Yeah, I mean fat is very much still like a dirty word. If I say, oh I'm fat – people will still say, 'oh you're curvy,' and I'm like no, I'm fat. Just because you find me attractive, doesn't mean I'm not fat. It's uncomfortable for you that you find a fat person attractive so it's not a good word, you know? But it's just an adjective, and it's got so many negative connotations. But also fat is this interesting identity where it's something that can fluctuate, like maybe you weren't fat, and now you are, or maybe you were and now you're not. But, when you get thin, I always say that you're always going be fat, because you'll remember how people treated you when you were fat. So that was a really weird part about picking the artists. Like are these people going to be comfortable with that moniker? And it was actually kind of hard to find artists, you know? Like, there's not a lot of people who are actually making work about being fat, I find. So, [the curation was] a lot of people I knew from my community. I found that the people who were the most open about being fat were other sex workers, because when you're in the sex industry, your appearance dictates your livelihood, so people are very realistic about what they look like.
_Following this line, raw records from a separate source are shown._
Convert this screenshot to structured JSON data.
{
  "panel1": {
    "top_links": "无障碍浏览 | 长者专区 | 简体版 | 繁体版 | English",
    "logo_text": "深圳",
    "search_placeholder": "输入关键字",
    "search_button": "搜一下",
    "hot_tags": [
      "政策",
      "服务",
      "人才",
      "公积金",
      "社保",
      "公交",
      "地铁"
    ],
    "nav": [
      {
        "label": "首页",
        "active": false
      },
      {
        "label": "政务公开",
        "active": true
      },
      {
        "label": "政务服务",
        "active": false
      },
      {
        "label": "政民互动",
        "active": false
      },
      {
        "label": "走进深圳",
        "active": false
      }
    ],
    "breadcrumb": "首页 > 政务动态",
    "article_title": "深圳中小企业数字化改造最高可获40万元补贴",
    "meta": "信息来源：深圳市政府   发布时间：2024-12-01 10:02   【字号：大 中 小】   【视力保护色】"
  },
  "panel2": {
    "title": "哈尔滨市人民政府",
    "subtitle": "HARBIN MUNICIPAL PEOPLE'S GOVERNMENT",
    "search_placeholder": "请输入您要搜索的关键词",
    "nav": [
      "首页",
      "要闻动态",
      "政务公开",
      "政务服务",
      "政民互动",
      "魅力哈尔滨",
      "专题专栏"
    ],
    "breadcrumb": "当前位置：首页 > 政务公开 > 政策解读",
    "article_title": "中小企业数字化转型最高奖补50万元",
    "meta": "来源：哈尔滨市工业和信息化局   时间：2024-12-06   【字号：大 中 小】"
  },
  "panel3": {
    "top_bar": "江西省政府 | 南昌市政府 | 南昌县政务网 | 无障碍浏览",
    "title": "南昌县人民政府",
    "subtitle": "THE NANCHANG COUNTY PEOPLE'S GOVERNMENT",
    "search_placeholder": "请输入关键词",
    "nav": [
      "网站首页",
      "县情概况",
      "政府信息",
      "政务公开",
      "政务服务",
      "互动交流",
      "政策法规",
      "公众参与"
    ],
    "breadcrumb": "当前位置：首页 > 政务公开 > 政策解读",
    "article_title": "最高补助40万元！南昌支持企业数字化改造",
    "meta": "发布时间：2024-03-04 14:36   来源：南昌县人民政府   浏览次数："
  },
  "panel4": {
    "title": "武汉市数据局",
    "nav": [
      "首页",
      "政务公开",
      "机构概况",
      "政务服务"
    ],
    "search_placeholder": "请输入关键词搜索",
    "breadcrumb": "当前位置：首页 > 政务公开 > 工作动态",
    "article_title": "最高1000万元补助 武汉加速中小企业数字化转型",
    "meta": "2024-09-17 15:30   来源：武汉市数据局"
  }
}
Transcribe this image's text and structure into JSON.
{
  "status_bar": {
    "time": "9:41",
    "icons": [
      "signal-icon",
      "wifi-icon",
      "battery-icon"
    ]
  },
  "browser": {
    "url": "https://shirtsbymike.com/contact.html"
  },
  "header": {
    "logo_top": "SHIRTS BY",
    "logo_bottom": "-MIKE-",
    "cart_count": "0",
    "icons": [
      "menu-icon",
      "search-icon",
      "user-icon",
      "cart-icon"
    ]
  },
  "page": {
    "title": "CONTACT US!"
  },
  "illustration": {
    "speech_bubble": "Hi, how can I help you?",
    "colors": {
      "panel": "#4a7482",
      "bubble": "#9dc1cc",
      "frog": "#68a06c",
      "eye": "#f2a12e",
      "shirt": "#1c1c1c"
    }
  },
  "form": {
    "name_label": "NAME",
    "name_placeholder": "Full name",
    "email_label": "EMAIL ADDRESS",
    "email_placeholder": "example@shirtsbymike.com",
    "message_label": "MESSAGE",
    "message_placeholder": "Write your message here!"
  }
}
So, there are other sex workers in the show and Internet personalities. The fat activist movement is really present on the internet, on social media, so there [are some pieces shown by] some people who aren't artists. For example La'Shaunae Steward is in the show and she is somebody who's famous on Tumblr and Instagram, but is an aspiring plus-sized model and fashion designer, and I was just like, 'you're so beautiful and your selfies are just so beautiful, can I just print out one of your photos as a poster and build an altar and people will worship it?' And she was like I love that, so that's going to be one of the pieces in the show, but it's kind of like a collaboration piece between me and her. [And other than that, other artists are] just friends. I mean, there's Shoog McDaniel, who just had a show in AltSpace and they are non-binary fat artists who take a lot of really beautiful photos of other fat people. And then there's a couple of other people who haven't really exhibited before, but their art and drawings and paintings are famous on Tumblr, or they have good Etsy shops. Like, this is the kind of art that I want to see – so let's take it off these, kind of viral, platforms and put them out there. One artist goes by the name PervyPanda, and on Tumblr I think she's called AFatBlackFairy, and she was just doing these drawings.. She's an aspiring comic-book artist, and I had her, you know, make one of the drawings on this large-scale canvas that we're going to put in the show. Social media played a big part.
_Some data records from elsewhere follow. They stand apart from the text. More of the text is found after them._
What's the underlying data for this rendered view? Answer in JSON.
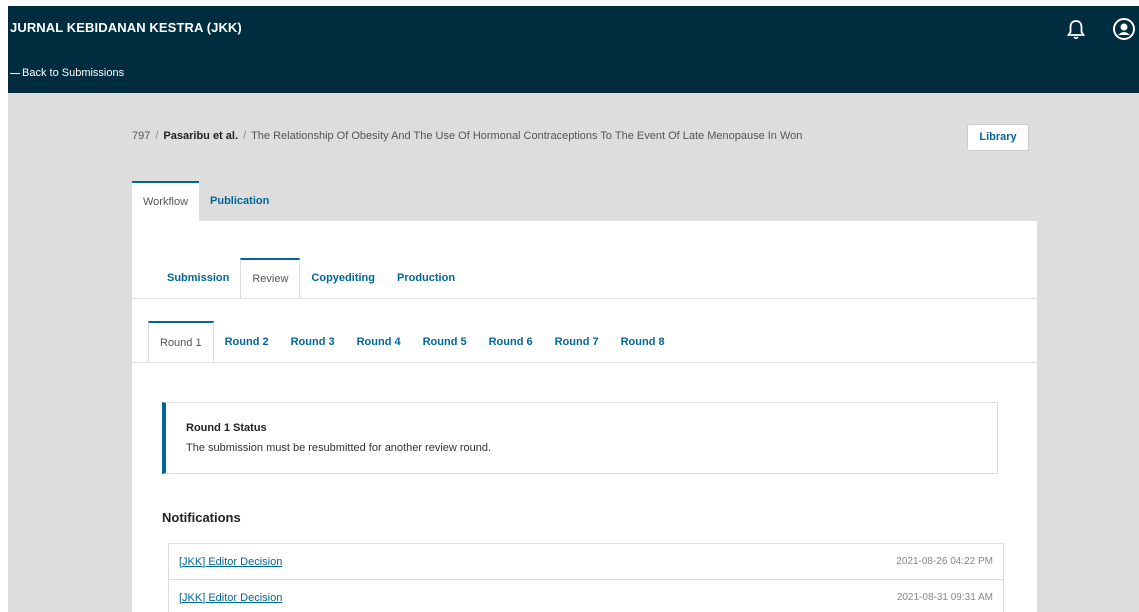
{
  "header": {
    "journal_title": "JURNAL KEBIDANAN KESTRA (JKK)",
    "back_link": "Back to Submissions"
  },
  "breadcrumb": {
    "id": "797",
    "authors": "Pasaribu et al.",
    "title": "The Relationship Of Obesity And The Use Of Hormonal Contraceptions To The Event Of Late Menopause In Won",
    "library_label": "Library"
  },
  "top_tabs": [
    {
      "label": "Workflow",
      "active": true
    },
    {
      "label": "Publication",
      "active": false
    }
  ],
  "stage_tabs": [
    {
      "label": "Submission",
      "active": false
    },
    {
      "label": "Review",
      "active": true
    },
    {
      "label": "Copyediting",
      "active": false
    },
    {
      "label": "Production",
      "active": false
    }
  ],
  "round_tabs": [
    {
      "label": "Round 1",
      "active": true
    },
    {
      "label": "Round 2",
      "active": false
    },
    {
      "label": "Round 3",
      "active": false
    },
    {
      "label": "Round 4",
      "active": false
    },
    {
      "label": "Round 5",
      "active": false
    },
    {
      "label": "Round 6",
      "active": false
    },
    {
      "label": "Round 7",
      "active": false
    },
    {
      "label": "Round 8",
      "active": false
    }
  ],
  "status": {
    "title": "Round 1 Status",
    "text": "The submission must be resubmitted for another review round."
  },
  "notifications": {
    "heading": "Notifications",
    "items": [
      {
        "label": "[JKK] Editor Decision",
        "date": "2021-08-26 04:22 PM"
      },
      {
        "label": "[JKK] Editor Decision",
        "date": "2021-08-31 09:31 AM"
      }
    ]
  },
  "colors": {
    "header_bg": "#002c40",
    "accent": "#006798"
  }
}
PervvyPanda, melting like chocolate


Does that play into the name of the show as well?

Oh yeah, that is definitely part of it, 100%. And also, I'm kind of obsessed with the idea of catfishing and how people represent themselves on the Internet. And I noticed just like in life, or from seeing things happen on the show Catfish, a lot of the people who catfish are fat people, and are just afraid that nobody will love them, you know? There's always kind of that fear that marginalized identity has -- that nobody's gonna love you.

Fatter IRL: a fat art show is on display from October 15th- November 5th at Pfizer, 630 Flushing Avenue, 5th Floor, Brooklyn.

cover photo by Rochelle Brock, from "Nedra" series.